Right off the back of the most affecting loss of head coach Scott Frost’s tenure, Nebraska has another stark challenge in the form of No. 20 Michigan State. 

In recent years, a once-dominant Spartans team had been cut adrift, but the team looks poised to make a comeback. After winning three games on the bounce, one a tour de force against a ranked Miami (FL) team last Saturday, Michigan State has entered the AP Top 25 once more, and looks to emerge from the packed Big Ten East.

A game against a quietly resurgent team like the Huskers may be the perfect opportunity for Michigan State to begin its march through the rest of the season, with only Big Ten play ahead of it.

Here’s some players to watch for Saturday evening’s matchup:

Kenneth Walker III, RB:

Junior running back Kenneth Walker III is Michigan State’s maestro on the field, and provides a unique challenge to Nebraska’s defensive setup.

Over 57 rushing attempts in the season thus far, Walker III is averaging 8.6 yards per carry. He has managed five touchdowns rushing, while also notching a receiving touchdown. Against Miami, he managed 6.4 average yards on 27 carries in total.

The Wake Forest transfer is a superstar, and also exactly the kind of player who may be able to crack the Nebraska defense. Against Oklahoma, the Huskers thrived on a defensive scheme which prevented the team’s air raid offense from flourishing, but in response, the Sooners presented a developed run game. This proved problematic for Nebraska, with junior running back Eric Gray managing 5.6 yards per carry on 15 carries.

Nebraska defense’s strength so far this season has been primarily tactical, for one, but also rests in its secondary and linebacking crew. Comparatively, the defensive line has been serviceable and broadly mistake-free, but against the strength of Walker III, the crew faces its greatest threat.

At the same time, it won’t be the exclusive purview of the defensive line to stop Walker III. The likes of senior linebacker JoJo Domann and sophomore linebacker Luke Reimer will undoubtedly have a role to play as well. That being said, they may have their hands full.

Payton Thorne, QB:

Sophomore quarterback Payton Thorne has had a blazing start to the year. After having limited play through last year’s season, Thorne earned the starting spot for the Spartans and has thenceforth proved his mettle.

This wasn’t necessarily apparent from the start, however, as the Naperville, Illinois native hit only a single touchdown against Northwestern in the Spartans’ season opener while completing 60% of his passes.

This blip was corrected emphatically, however, against Youngstown State. Throne hit 71.4% of his passes against the Penguins and dropped four touchdowns in the process, averaging 13.3 yards per pass. This is less impressive, though, than the performance which followed it.

The week after bossing the Penguins, Thorne went on to repeat the feat against then-ranked Miami.
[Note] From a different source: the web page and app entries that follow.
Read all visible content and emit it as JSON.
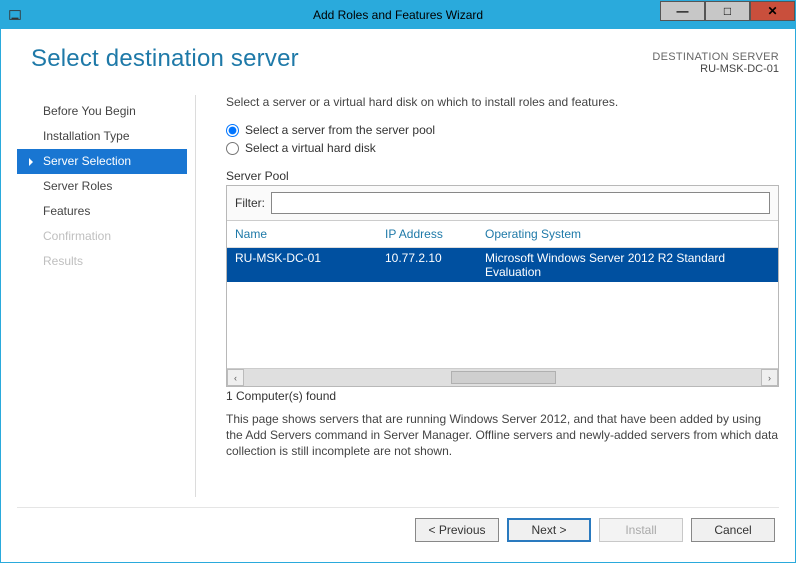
{
  "window": {
    "title": "Add Roles and Features Wizard"
  },
  "header": {
    "page_title": "Select destination server",
    "dest_label": "DESTINATION SERVER",
    "dest_value": "RU-MSK-DC-01"
  },
  "nav": {
    "items": [
      {
        "label": "Before You Begin",
        "state": "normal"
      },
      {
        "label": "Installation Type",
        "state": "normal"
      },
      {
        "label": "Server Selection",
        "state": "selected"
      },
      {
        "label": "Server Roles",
        "state": "normal"
      },
      {
        "label": "Features",
        "state": "normal"
      },
      {
        "label": "Confirmation",
        "state": "disabled"
      },
      {
        "label": "Results",
        "state": "disabled"
      }
    ]
  },
  "main": {
    "instruction": "Select a server or a virtual hard disk on which to install roles and features.",
    "radios": {
      "pool": "Select a server from the server pool",
      "vhd": "Select a virtual hard disk",
      "selected": "pool"
    },
    "pool_label": "Server Pool",
    "filter_label": "Filter:",
    "filter_value": "",
    "columns": {
      "name": "Name",
      "ip": "IP Address",
      "os": "Operating System"
    },
    "rows": [
      {
        "name": "RU-MSK-DC-01",
        "ip": "10.77.2.10",
        "os": "Microsoft Windows Server 2012 R2 Standard Evaluation",
        "selected": true
      }
    ],
    "found_text": "1 Computer(s) found",
    "description": "This page shows servers that are running Windows Server 2012, and that have been added by using the Add Servers command in Server Manager. Offline servers and newly-added servers from which data collection is still incomplete are not shown."
  },
  "buttons": {
    "previous": "< Previous",
    "next": "Next >",
    "install": "Install",
    "cancel": "Cancel"
  }
}
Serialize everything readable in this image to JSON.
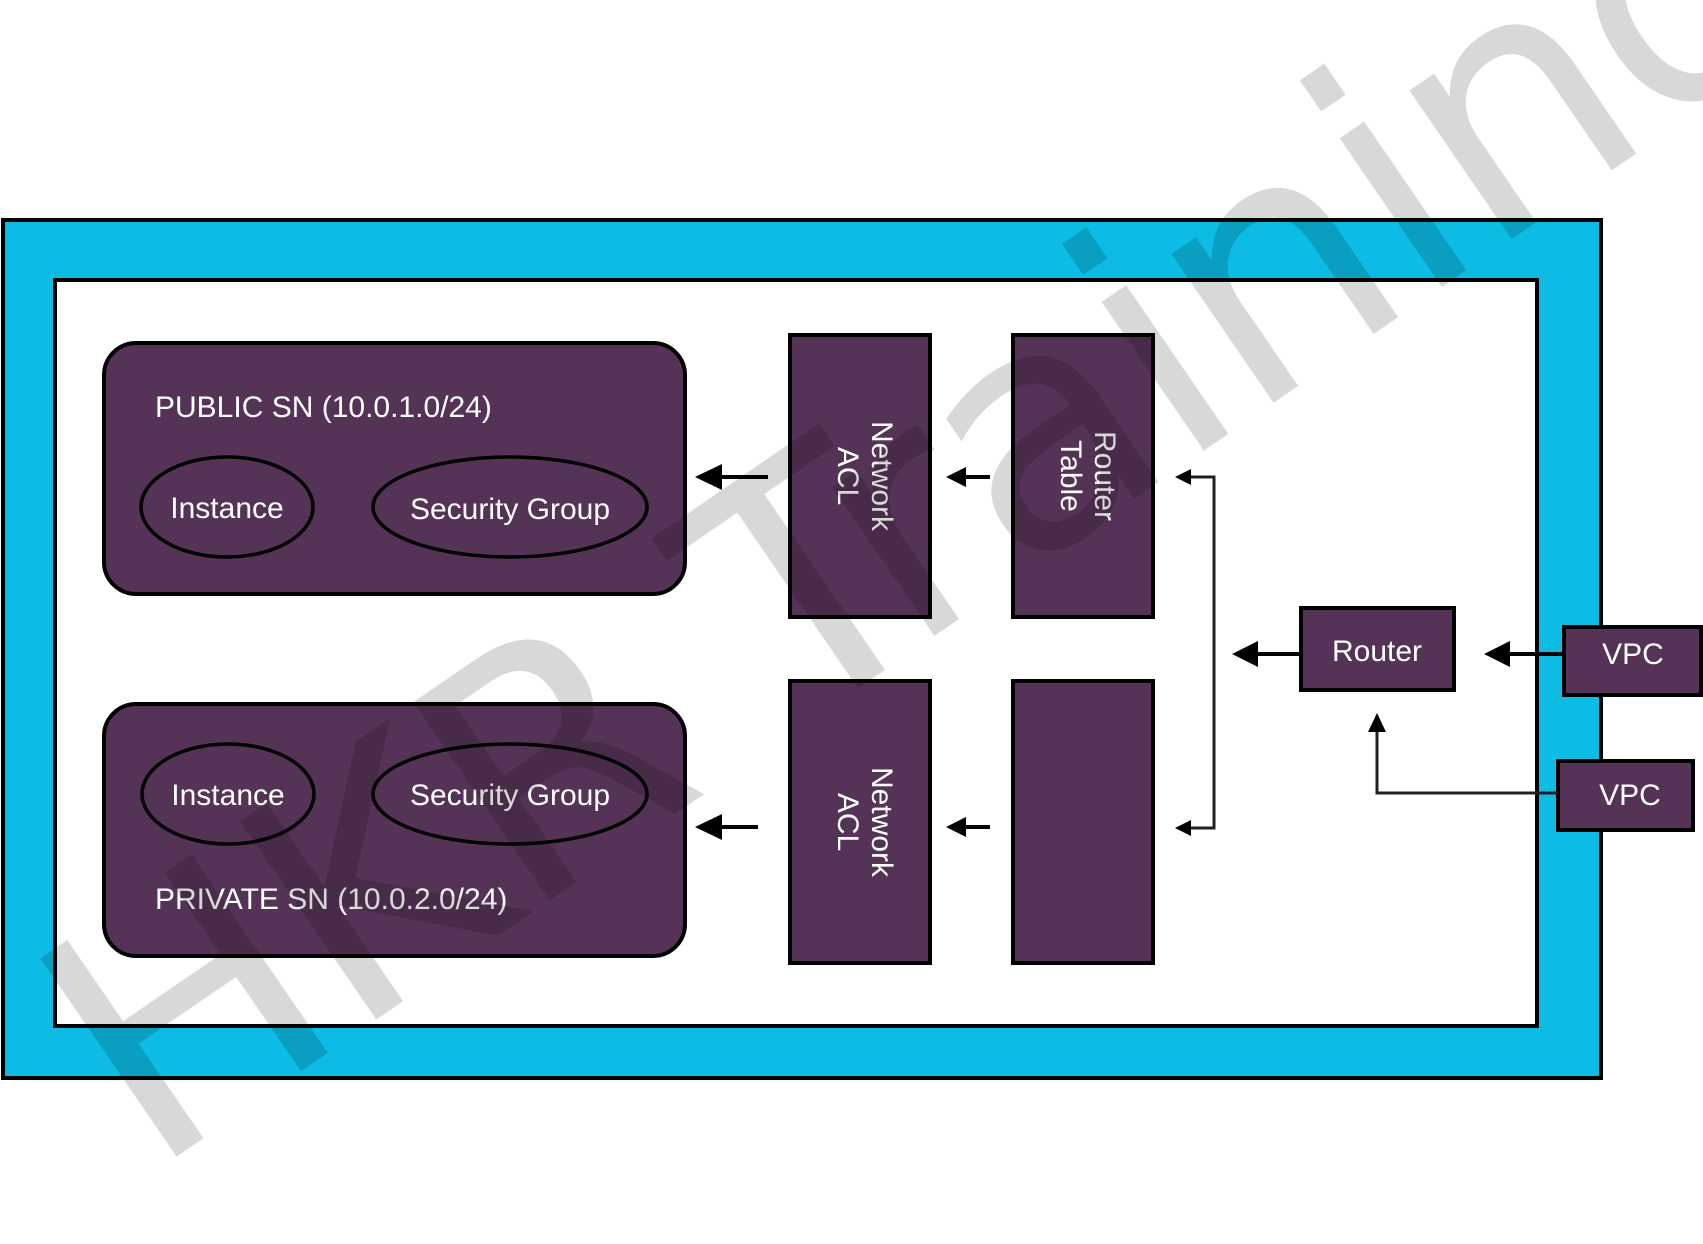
{
  "colors": {
    "vpc_frame": "#0cbce4",
    "component_fill": "#553357",
    "stroke": "#000000",
    "watermark": "#d9d9d9"
  },
  "subnets": {
    "public": {
      "label": "PUBLIC SN (10.0.1.0/24)",
      "instance_label": "Instance",
      "security_group_label": "Security Group"
    },
    "private": {
      "label": "PRIVATE SN (10.0.2.0/24)",
      "instance_label": "Instance",
      "security_group_label": "Security Group"
    }
  },
  "network_acls": [
    {
      "line1": "Network",
      "line2": "ACL"
    },
    {
      "line1": "Network",
      "line2": "ACL"
    }
  ],
  "route_tables": [
    {
      "line1": "Router",
      "line2": "Table"
    },
    {
      "line1": "",
      "line2": ""
    }
  ],
  "router": {
    "label": "Router"
  },
  "vpc_endpoints": [
    {
      "label": "VPC"
    },
    {
      "label": "VPC"
    }
  ],
  "watermark": {
    "text": "HKR Trainings"
  }
}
Thorne completed 58.1% of his 31 attempts while scoring four touchdowns in the process.

Just one of either Walker III or Thorne would pose a significant challenge for the Huskers, but the two together present a rather severe scheming headache for defensive coordinator Erik Chinander. Especially because the two operate in largely separate theaters, and what may cover one look will likely not cover another.

Drew Beesley, DE:

Nebraska’s offensive line is bad.

Even ignoring the penalties and other mistakes which haunt the unit, Nebraska’s offensive line is problematic because it’s just not very good at blocking. Early on in the season, that problem was most apparent on the running end, where the Huskers’ running backs simply weren’t given room to operate. That same problem has become increasingly apparent in pass protection as well.

Junior quarterback Adrian Martinez was sacked five times against the Sooners. Now, in all fairness, Oklahoma is a great defensive team, but this obvious weakness in Nebraska’s game only became more obvious after last Saturday’s matchup.

Michigan State senior defensive end Drew Beesley had a slow start to the season. He only managed three solo tackles against Northwestern and missed the game against Youngstown State. However, he bounced back against Miami, and managed two sacks.

Beesley’s quickness as a defensive end will prove problematic against freshman left tackle Turner Corcoran, who has had mixed fortunes in his starting role so far this season. 

At the same time, much of Beesley’s success or failure may be predicated on his ability to exploit the gap between Corcoran and whoever starts at left guard, a spot that’s been near-disastrous for the Huskers so far this season.